These newly defined concepts of approximating and ensuring functions provide the following characterization for the set of stable models of a program .

Proposition 4

For any types , and , generating function that is -approximating with respect to , witness function that is -ensuring with respect to , and program , the set of all stable models of is

We now introduce the notion of ensuring and approximating pairs that permit an operational use of generating and witness functions, by matching them with a relevant set of propagators. We call a pair of a set of p-conditions and a generating function an approximating-pair with respect to if for some type , the set is -enforcing and the function is -approximating with respect to . For example, the pair is an approximating-pair with respect to as well as to . The is also an approximating-pair with respect to as well as to .

We call a pair of a set of p-conditions and a witness function an ensuring-pair with respect to if for some type , the set is -enforcing and the function is -ensuring with respect to . For example, the pair is an ensuring-pair with respect to any defined type.

We are now ready to state the main result of this section.

Theorem 4

For any program , any type , any approximating-pair with respect to , and any ensuring-pair with respect to , the graph checks the stable models of .

Theorem 4 illustrates how the template can serve as a framework for defining transitions systems that result in correct algorithms for deciding whether a program has a stable model. The facts that is an approximating-pair with respect to and that is an ensuring-pair with respect to , together with Theorem 4, subsume the result of Proposition 3.

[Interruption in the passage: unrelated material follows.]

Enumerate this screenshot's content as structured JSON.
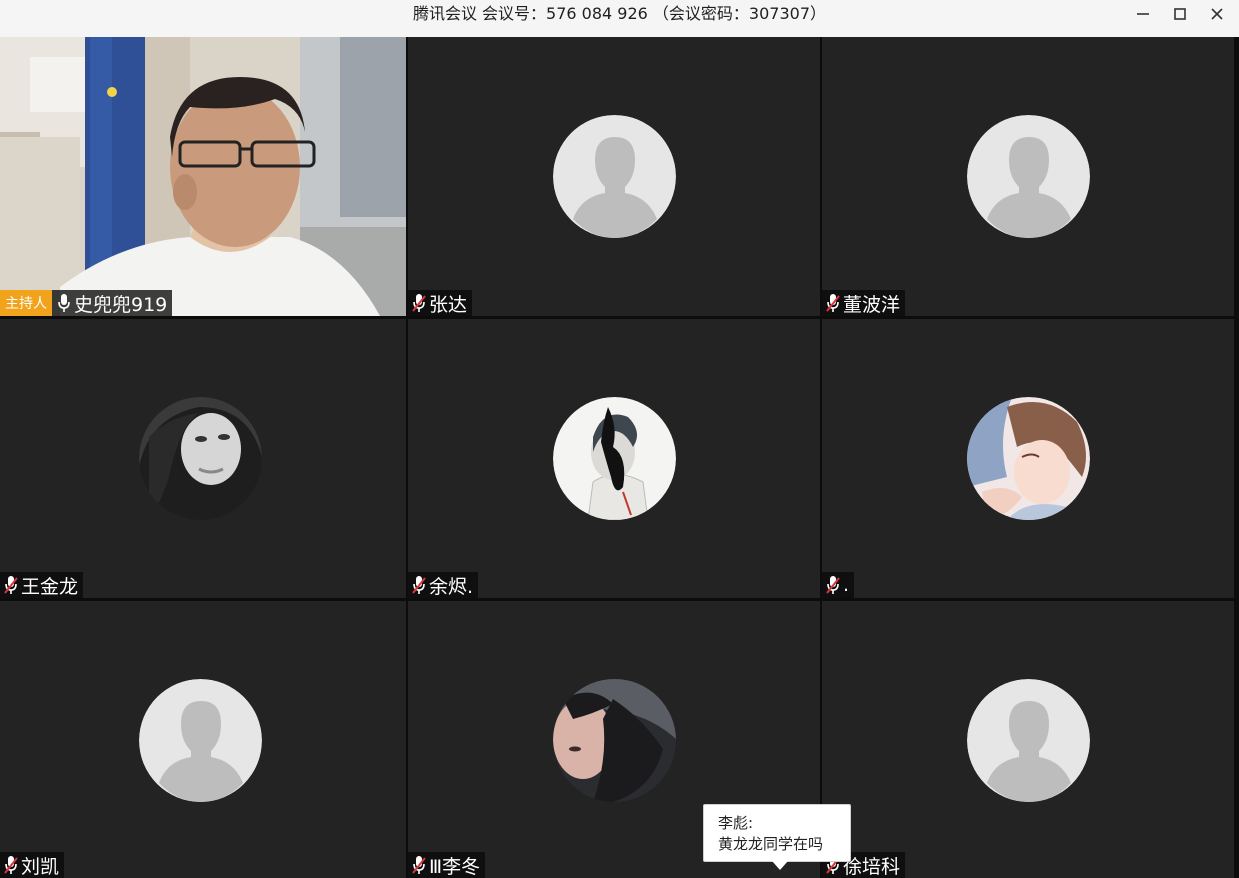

We now state propositions that capture interesting properties about states of the graph . The former proposition concerns states with the label , the latter concerns states with the label .

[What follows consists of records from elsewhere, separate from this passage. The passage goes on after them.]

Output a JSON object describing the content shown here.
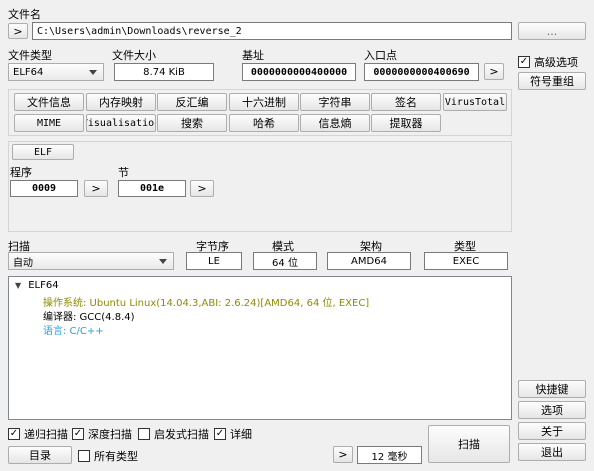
{
  "file": {
    "label": "文件名",
    "browse_label": ">",
    "path": "C:\\Users\\admin\\Downloads\\reverse_2",
    "more_label": "..."
  },
  "info": {
    "type_label": "文件类型",
    "type_value": "ELF64",
    "size_label": "文件大小",
    "size_value": "8.74 KiB",
    "base_label": "基址",
    "base_value": "0000000000400000",
    "entry_label": "入口点",
    "entry_value": "0000000000400690",
    "entry_go": ">"
  },
  "right_panel": {
    "advanced_label": "高级选项",
    "advanced_checked": true,
    "symbol_button": "符号重组",
    "shortcuts": "快捷键",
    "options": "选项",
    "about": "关于",
    "exit": "退出"
  },
  "toolbar": {
    "row1": [
      "文件信息",
      "内存映射",
      "反汇编",
      "十六进制",
      "字符串",
      "签名",
      "VirusTotal"
    ],
    "row2": [
      "MIME",
      "Visualisation",
      "搜索",
      "哈希",
      "信息熵",
      "提取器"
    ]
  },
  "elf": {
    "tab_label": "ELF",
    "programs_label": "程序",
    "programs_value": "0009",
    "programs_go": ">",
    "sections_label": "节",
    "sections_value": "001e",
    "sections_go": ">"
  },
  "scan": {
    "scan_label": "扫描",
    "scan_value": "自动",
    "endian_label": "字节序",
    "endian_value": "LE",
    "mode_label": "模式",
    "mode_value": "64 位",
    "arch_label": "架构",
    "arch_value": "AMD64",
    "type_label": "类型",
    "type_value": "EXEC"
  },
  "results": {
    "root": "ELF64",
    "children": [
      {
        "text": "操作系统: Ubuntu Linux(14.04.3,ABI: 2.6.24)[AMD64, 64 位, EXEC]",
        "color": "#8c8c00"
      },
      {
        "text": "编译器: GCC(4.8.4)",
        "color": "#000000"
      },
      {
        "text": "语言: C/C++",
        "color": "#2a9fd6"
      }
    ]
  },
  "bottom": {
    "recursive": "递归扫描",
    "recursive_checked": true,
    "deep": "深度扫描",
    "deep_checked": true,
    "heuristic": "启发式扫描",
    "heuristic_checked": false,
    "verbose": "详细",
    "verbose_checked": true,
    "dir_button": "目录",
    "all_types": "所有类型",
    "all_types_checked": false,
    "time_go": ">",
    "time_value": "12 毫秒",
    "scan_button": "扫描"
  }
}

Proposition 5

For any type , generating function , witness function , -enforcing set of p-conditions , set of p-conditions , and program , if no left-rule is applicable in some state in reachable from the initial state, then is a -model of .

Proposition 6

For any types and , generating function witness function , -enforcing set of p-conditions , -enforcing set of p-conditions , program , and a state in reachable from the initial state, the following conditions hold:

  1. is defined,

  2. is a set of literals over ,

  3. is a -model of , and

  4. If no right-rule is applicable to then is a -model of .

5 Applications of the Template

Section 3.2 illustrates how cmodels implementing backtracking can be defined using the graph , while the previous section states that the instantiation of the two-layer graph template results in . Thus, this template is suitable for capturing computations of cmodels. In this section, we show how the template also captures the solvers gnt and dlv without backjumping. Then, we discuss how the framework facilitates the design of new abstract solvers and their comparison, by means of inspecting the structures of the related graphs.

Abstract gnt.

We now show how the procedure underlying disjunctive solver gnt can be captured by the two-layer template. Unlike solver cmodels that uses the dpll procedure for generating and testing, system gnt uses the smodels procedure for respective tasks. Recall that the smodels procedure finds stable models for non-disjunctive logic programs, while the dpll procedure finds classical models. The graph sm (Section 4.1) captures the computation underlying smodels just as the graph captures the computation underlying dpll. It forms a basis for devising the transition system suitable to describe gnt. The graph describing the general structure of gnt is obtained from the graph template that rely on the set of p-contitions.444The graph template corresponds to the graph defined in [Brochenin et al. (2014)].

jan06 define the generating function and the witness function  used in gnt. We present these definitions in (6) and (7).555The presented functions and capture the essence of functions and defined by Janhunen et al., but they are not identical. Our language of disjunctive programs includes rules with empty heads. This allows us a more concise description. For a disjunctive program , by we denote the set of non-disjunctive rules of , by we denote the set of disjunctive rules . For each atom in